Norwin High School students who are enrolled in the College in the High School program are also experiencing some terrific STEM opportunities at the University of Pittsburgh and Seton Hill University. Some examples of the kind of STEM learning Norwin High School students are experiencing include Computer Science Intermediate Programming Using JAVA, Web Site Design and Development, General Biology and Chemistry and mathematics classes from Statistics, and Pre-Calculus through Calculus III.Students are earning these college credits at a discounted price without having to leave the High School Campus during the school day.

In the near future we would like to grow our program and impact all of our students. I think it is important for all students to develop a sense of “STEM literacy” before leaving high school. The development of an integrated curriculum, career pathways, business partnerships, internship opportunities, and mentorships are in their infancy with the goal to give Norwin students the edge when competing for STEM employment or college opportunities.

Q. What are some STEM Education resources you recommend for parents and students?
A. Please visit our “Resources” page to view Web sites that we highly recommend for students, teachers and parents. Make sure you check out the Carnegie Mellon University site and take a look at the new robotics virtual world. We hope to add more resources for students, teachers and parents as we build our program.

Q. I’m a Norwin parent, and I hear your message about STEM Education loud and clear.
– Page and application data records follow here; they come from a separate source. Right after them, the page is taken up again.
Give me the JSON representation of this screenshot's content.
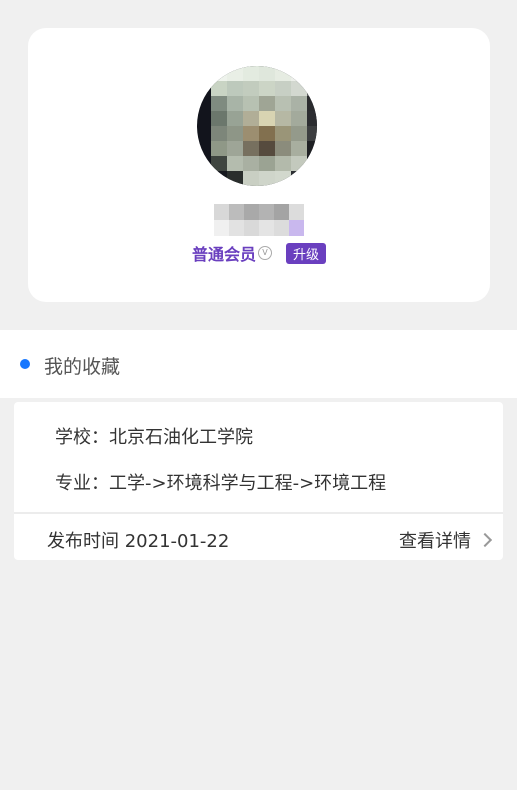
{
  "profile": {
    "member_level": "普通会员",
    "member_icon": "v-badge-icon",
    "upgrade_label": "升级",
    "accent_color": "#6a3fbf"
  },
  "favorites": {
    "title": "我的收藏",
    "dot_color": "#1677ff"
  },
  "item": {
    "school": "学校：北京石油化工学院",
    "major": "专业：工学->环境科学与工程->环境工程",
    "publish_date": "发布时间 2021-01-22",
    "details_label": "查看详情",
    "details_icon": "chevron-right-icon"
  }
}
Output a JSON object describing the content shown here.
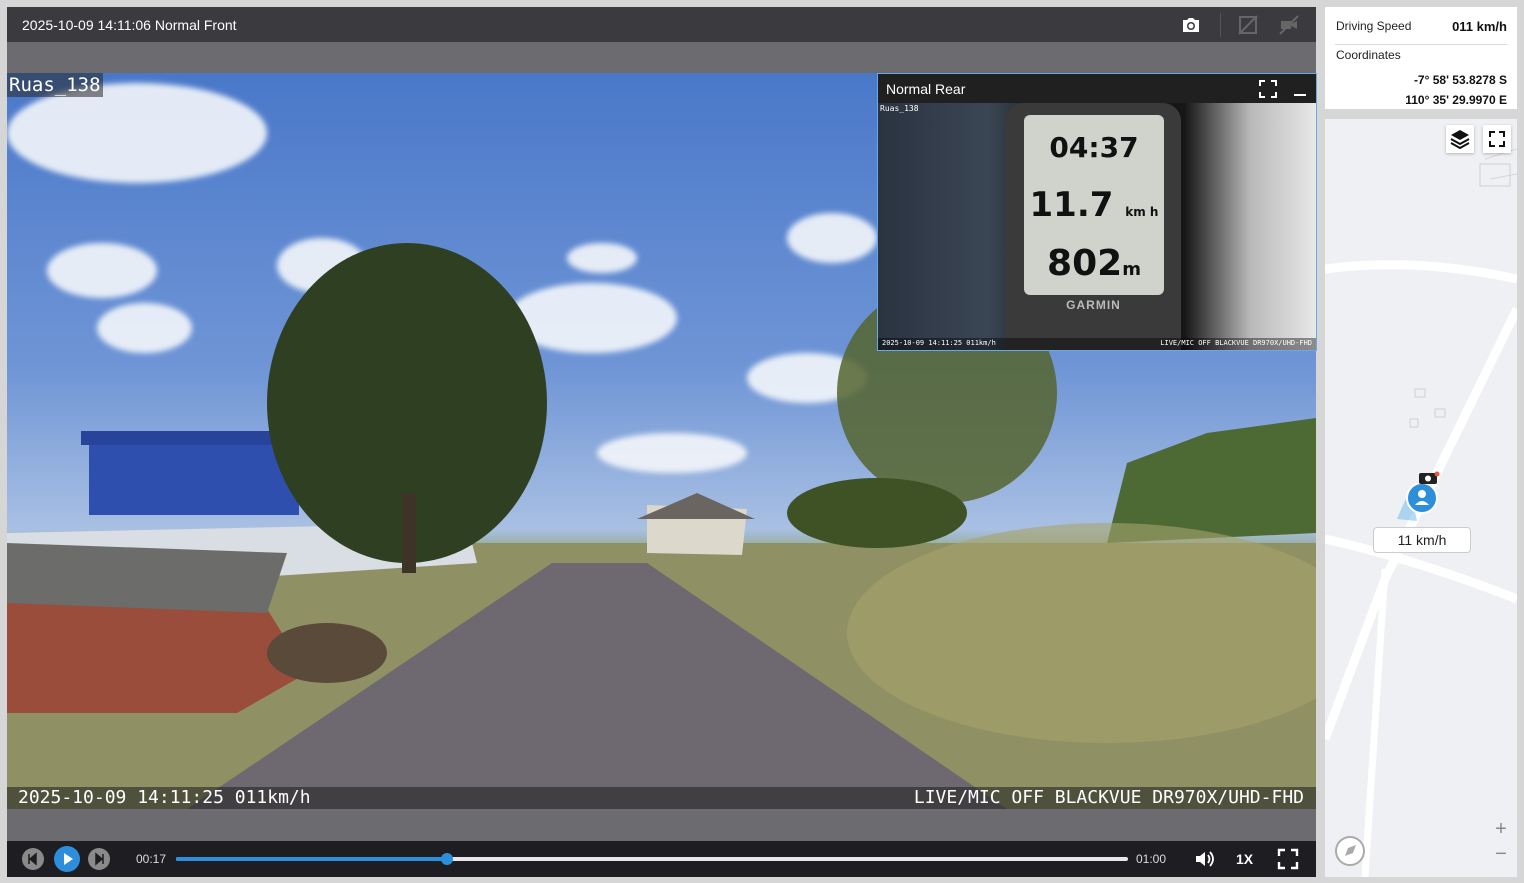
{
  "header": {
    "title": "2025-10-09 14:11:06 Normal Front",
    "icons": [
      "camera-icon",
      "hide-overlay-icon",
      "mute-camera-icon"
    ]
  },
  "video_overlay": {
    "top_left": "Ruas_138",
    "bottom_left": "2025-10-09 14:11:25 011km/h",
    "bottom_right": "LIVE/MIC OFF BLACKVUE DR970X/UHD-FHD"
  },
  "pip": {
    "title": "Normal Rear",
    "label": "Ruas_138",
    "device_time": "04:37",
    "device_speed": "11.7",
    "device_speed_unit": "km h",
    "device_distance": "802",
    "device_distance_unit": "m",
    "device_brand": "GARMIN",
    "footer_left": "2025-10-09 14:11:25 011km/h",
    "footer_right": "LIVE/MIC OFF BLACKVUE DR970X/UHD-FHD"
  },
  "controls": {
    "current_time": "00:17",
    "total_time": "01:00",
    "progress": 0.285,
    "playback_rate": "1X"
  },
  "info": {
    "speed_label": "Driving Speed",
    "speed_value": "011 km/h",
    "coord_label": "Coordinates",
    "lat": "-7° 58' 53.8278 S",
    "lon": "110° 35' 29.9970 E"
  },
  "map": {
    "speed_tag": "11 km/h",
    "zoom_in": "+",
    "zoom_out": "−"
  },
  "colors": {
    "accent": "#2d8fdb",
    "player_bg": "#6b6b70",
    "topbar_bg": "#3a3a3f",
    "controls_bg": "#1d1d22"
  }
}
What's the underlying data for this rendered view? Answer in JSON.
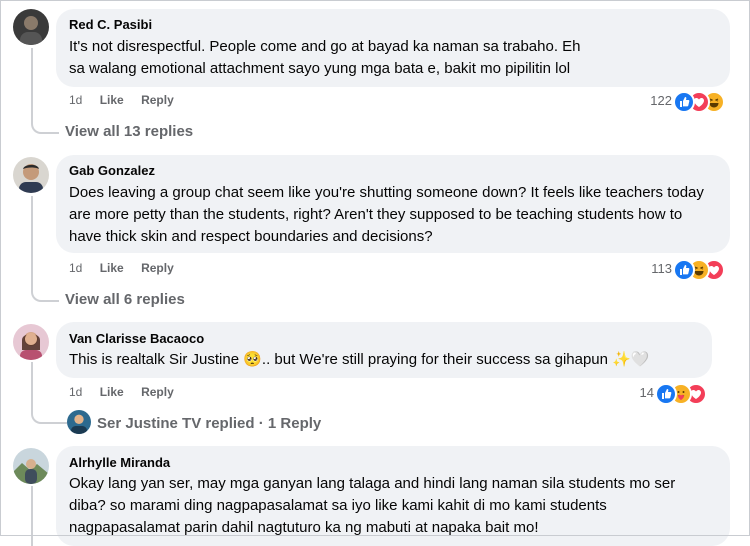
{
  "comments": [
    {
      "author": "Red C. Pasibi",
      "text": "It's not disrespectful. People come and go at bayad ka naman sa trabaho. Eh sa walang emotional attachment sayo yung mga bata e, bakit mo pipilitin lol",
      "time": "1d",
      "like": "Like",
      "reply": "Reply",
      "reaction_count": "122",
      "reactions": [
        "like",
        "love",
        "haha"
      ],
      "view_replies": "View all 13 replies"
    },
    {
      "author": "Gab Gonzalez",
      "text": "Does leaving a group chat seem like you're shutting someone down? It feels like teachers today are more petty than the students, right? Aren't they supposed to be teaching students how to have thick skin and respect boundaries and decisions?",
      "time": "1d",
      "like": "Like",
      "reply": "Reply",
      "reaction_count": "113",
      "reactions": [
        "like",
        "haha",
        "love"
      ],
      "view_replies": "View all 6 replies"
    },
    {
      "author": "Van Clarisse Bacaoco",
      "text": "This is realtalk Sir Justine 🥺.. but We're still praying for their success sa gihapun ✨🤍",
      "time": "1d",
      "like": "Like",
      "reply": "Reply",
      "reaction_count": "14",
      "reactions": [
        "like",
        "care",
        "love"
      ],
      "replied_by": "Ser Justine TV replied · 1 Reply"
    },
    {
      "author": "Alrhylle Miranda",
      "text": "Okay lang yan ser, may mga ganyan lang talaga and hindi lang naman sila students mo ser diba? so marami ding nagpapasalamat sa iyo like kami kahit di mo kami students nagpapasalamat parin dahil nagtuturo ka ng mabuti at napaka bait mo!"
    }
  ],
  "colors": {
    "bubble": "#f0f2f5",
    "muted_text": "#65676b",
    "like_blue": "#1877f2",
    "love_red": "#f33e58",
    "haha_yellow": "#f7b125",
    "thread_line": "#ced0d4"
  }
}
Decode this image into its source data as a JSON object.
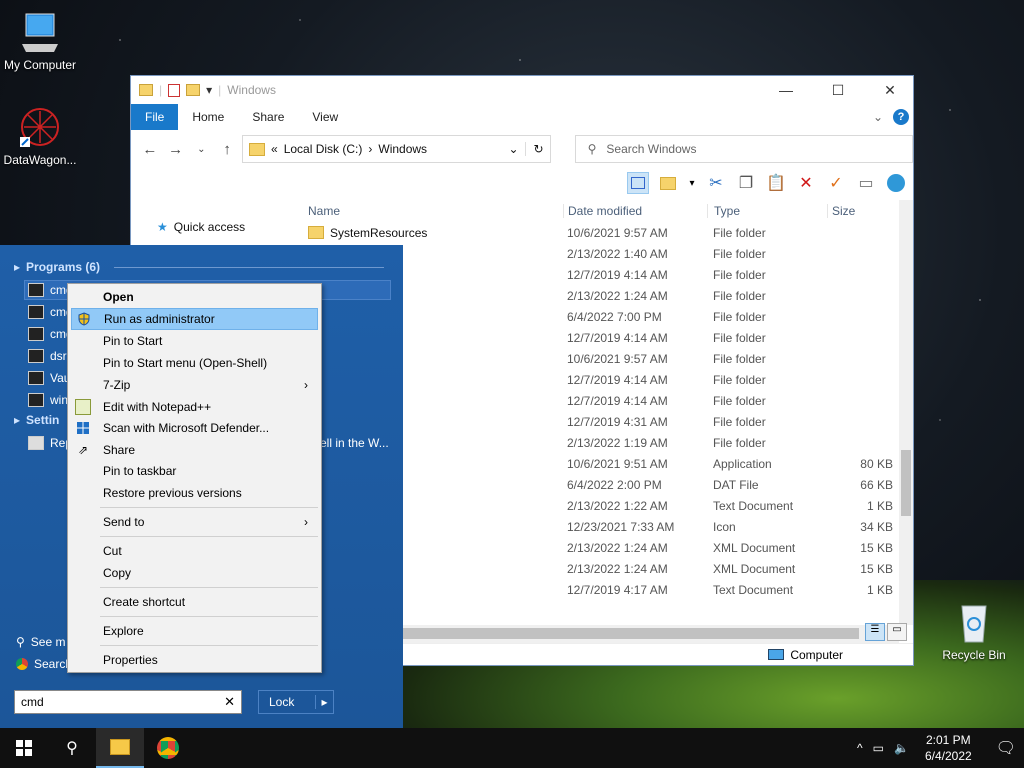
{
  "desktop": {
    "icons": [
      {
        "label": "My Computer",
        "icon": "computer-icon"
      },
      {
        "label": "DataWagon...",
        "icon": "app-shortcut-icon"
      },
      {
        "label": "Recycle Bin",
        "icon": "recycle-bin-icon"
      }
    ]
  },
  "explorer": {
    "title": "Windows",
    "tabs": [
      "File",
      "Home",
      "Share",
      "View"
    ],
    "address": {
      "prefix": "«",
      "parts": [
        "Local Disk (C:)",
        "Windows"
      ]
    },
    "search_placeholder": "Search Windows",
    "nav": {
      "quick_access": "Quick access"
    },
    "columns": {
      "name": "Name",
      "date": "Date modified",
      "type": "Type",
      "size": "Size"
    },
    "rows": [
      {
        "name": "SystemResources",
        "date": "10/6/2021 9:57 AM",
        "type": "File folder",
        "size": ""
      },
      {
        "name": "",
        "date": "2/13/2022 1:40 AM",
        "type": "File folder",
        "size": ""
      },
      {
        "name": "",
        "date": "12/7/2019 4:14 AM",
        "type": "File folder",
        "size": ""
      },
      {
        "name": "",
        "date": "2/13/2022 1:24 AM",
        "type": "File folder",
        "size": ""
      },
      {
        "name": "",
        "date": "6/4/2022 7:00 PM",
        "type": "File folder",
        "size": ""
      },
      {
        "name": "",
        "date": "12/7/2019 4:14 AM",
        "type": "File folder",
        "size": ""
      },
      {
        "name": "",
        "date": "10/6/2021 9:57 AM",
        "type": "File folder",
        "size": ""
      },
      {
        "name": "",
        "date": "12/7/2019 4:14 AM",
        "type": "File folder",
        "size": ""
      },
      {
        "name": "",
        "date": "12/7/2019 4:14 AM",
        "type": "File folder",
        "size": ""
      },
      {
        "name": "",
        "date": "12/7/2019 4:31 AM",
        "type": "File folder",
        "size": ""
      },
      {
        "name": "",
        "date": "2/13/2022 1:19 AM",
        "type": "File folder",
        "size": ""
      },
      {
        "name": "",
        "date": "10/6/2021 9:51 AM",
        "type": "Application",
        "size": "80 KB"
      },
      {
        "name": "",
        "date": "6/4/2022 2:00 PM",
        "type": "DAT File",
        "size": "66 KB"
      },
      {
        "name": "",
        "date": "2/13/2022 1:22 AM",
        "type": "Text Document",
        "size": "1 KB"
      },
      {
        "name": "",
        "date": "12/23/2021 7:33 AM",
        "type": "Icon",
        "size": "34 KB"
      },
      {
        "name": "",
        "date": "2/13/2022 1:24 AM",
        "type": "XML Document",
        "size": "15 KB"
      },
      {
        "name": "",
        "date": "2/13/2022 1:24 AM",
        "type": "XML Document",
        "size": "15 KB"
      },
      {
        "name": "",
        "date": "12/7/2019 4:17 AM",
        "type": "Text Document",
        "size": "1 KB"
      }
    ],
    "status": "Computer"
  },
  "startmenu": {
    "programs_header": "Programs (6)",
    "settings_header": "Settin",
    "programs": [
      "cmd",
      "cmd",
      "cmd",
      "dsre",
      "Vau",
      "win"
    ],
    "settings_item": "Rep",
    "partial_text": "ell in the W...",
    "see_more": "See m",
    "search_web": "Search",
    "search_value": "cmd",
    "lock": "Lock"
  },
  "context_menu": {
    "items": [
      {
        "label": "Open",
        "bold": true
      },
      {
        "label": "Run as administrator",
        "highlight": true,
        "icon": "shield-icon"
      },
      {
        "label": "Pin to Start"
      },
      {
        "label": "Pin to Start menu (Open-Shell)"
      },
      {
        "label": "7-Zip",
        "submenu": true
      },
      {
        "label": "Edit with Notepad++",
        "icon": "notepad-icon"
      },
      {
        "label": "Scan with Microsoft Defender...",
        "icon": "defender-icon"
      },
      {
        "label": "Share",
        "icon": "share-icon"
      },
      {
        "label": "Pin to taskbar"
      },
      {
        "label": "Restore previous versions"
      },
      {
        "label": "Send to",
        "submenu": true
      },
      {
        "label": "Cut"
      },
      {
        "label": "Copy"
      },
      {
        "label": "Create shortcut"
      },
      {
        "label": "Explore"
      },
      {
        "label": "Properties"
      }
    ]
  },
  "taskbar": {
    "time": "2:01 PM",
    "date": "6/4/2022"
  }
}
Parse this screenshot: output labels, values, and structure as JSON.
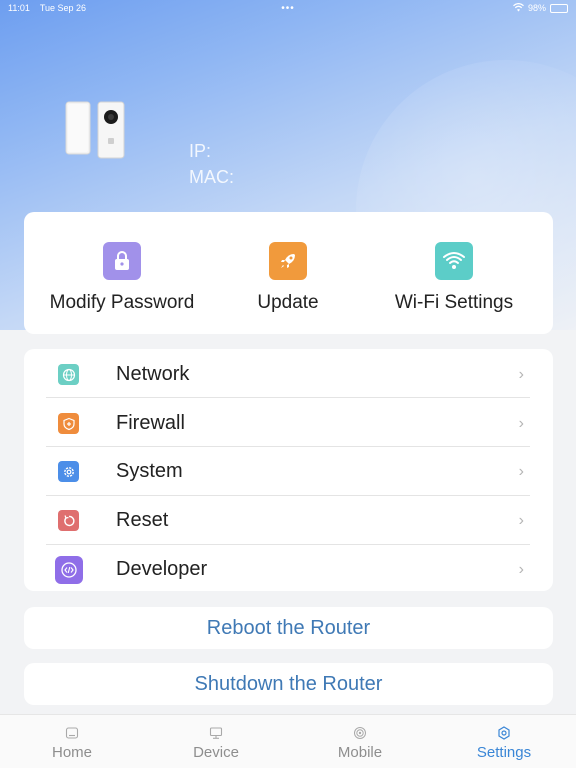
{
  "status_bar": {
    "time": "11:01",
    "date": "Tue Sep 26",
    "battery": "98%"
  },
  "device": {
    "ip_label": "IP:",
    "mac_label": "MAC:"
  },
  "quick_actions": [
    {
      "label": "Modify Password",
      "icon": "lock-icon",
      "color": "#a191ea"
    },
    {
      "label": "Update",
      "icon": "rocket-icon",
      "color": "#f19a3c"
    },
    {
      "label": "Wi-Fi Settings",
      "icon": "wifi-icon",
      "color": "#5ccdc8"
    }
  ],
  "menu": [
    {
      "label": "Network",
      "icon": "globe-icon",
      "color": "#6ccfc4"
    },
    {
      "label": "Firewall",
      "icon": "shield-icon",
      "color": "#ef8c3c"
    },
    {
      "label": "System",
      "icon": "gear-icon",
      "color": "#4c8ee8"
    },
    {
      "label": "Reset",
      "icon": "reset-icon",
      "color": "#df6f6f"
    },
    {
      "label": "Developer",
      "icon": "code-icon",
      "color": "#8f6ee8"
    }
  ],
  "actions": {
    "reboot": "Reboot the Router",
    "shutdown": "Shutdown the Router"
  },
  "tabs": [
    {
      "label": "Home",
      "icon": "home-icon"
    },
    {
      "label": "Device",
      "icon": "monitor-icon"
    },
    {
      "label": "Mobile",
      "icon": "signal-icon"
    },
    {
      "label": "Settings",
      "icon": "settings-icon"
    }
  ],
  "colors": {
    "accent": "#3a86d6",
    "button_text": "#3f79b5"
  }
}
What are some basic steps Norwin parents can take to help their children explore STEM Education
A. Here are some things you can do as a parent to encourage your child’s interest in Science, Technology, Engineering and Mathematics. This information is taken from National Aeronautics and Space Administration:

Parents can help their children by exhibiting attitudes and values that support learning. Encourage your child to ask questions and avoid negative statements like “I was never good at math”; be positive and expect your child to be successful.
  • Help your child see how they encounter science, technology and mathematics in their everyday life. Whether it be in the sports section of the newspaper reviewing team statistics, cooking with your child or working around the house on painting or building projects, point out how mathematics, science or technology is being used.
  • Encourage students to ask questions and explore careers early. How much education is required to be a mechanical engineer, a computer programmer, or a radiologist? What subjects should they be taking in school to prepare them for a STEM career?
  • Familiarize yourself with the national and state standards in science, mathematics, and technology. Become aware of what your child should be learning at each grade level.
  • Have your child involved in various organizations such as the 4-H, Girl Scouts, Boy Scouts, Explorer Clubs, or Boys and Girls clubs that help develop an interest in the STEM fields.
  • Take advantage of informal learning opportunities such as museums, science centers, planetariums, aquariums, zoos, and park/recreation programs. We live in an area that has excellent selection of informal learning opportunities and programs.
Thanks. Have fun!

Research provided by Mr. Timothy Kotch, former Norwin High School Assistant Principal and Coordinator of STEM Education, September 2011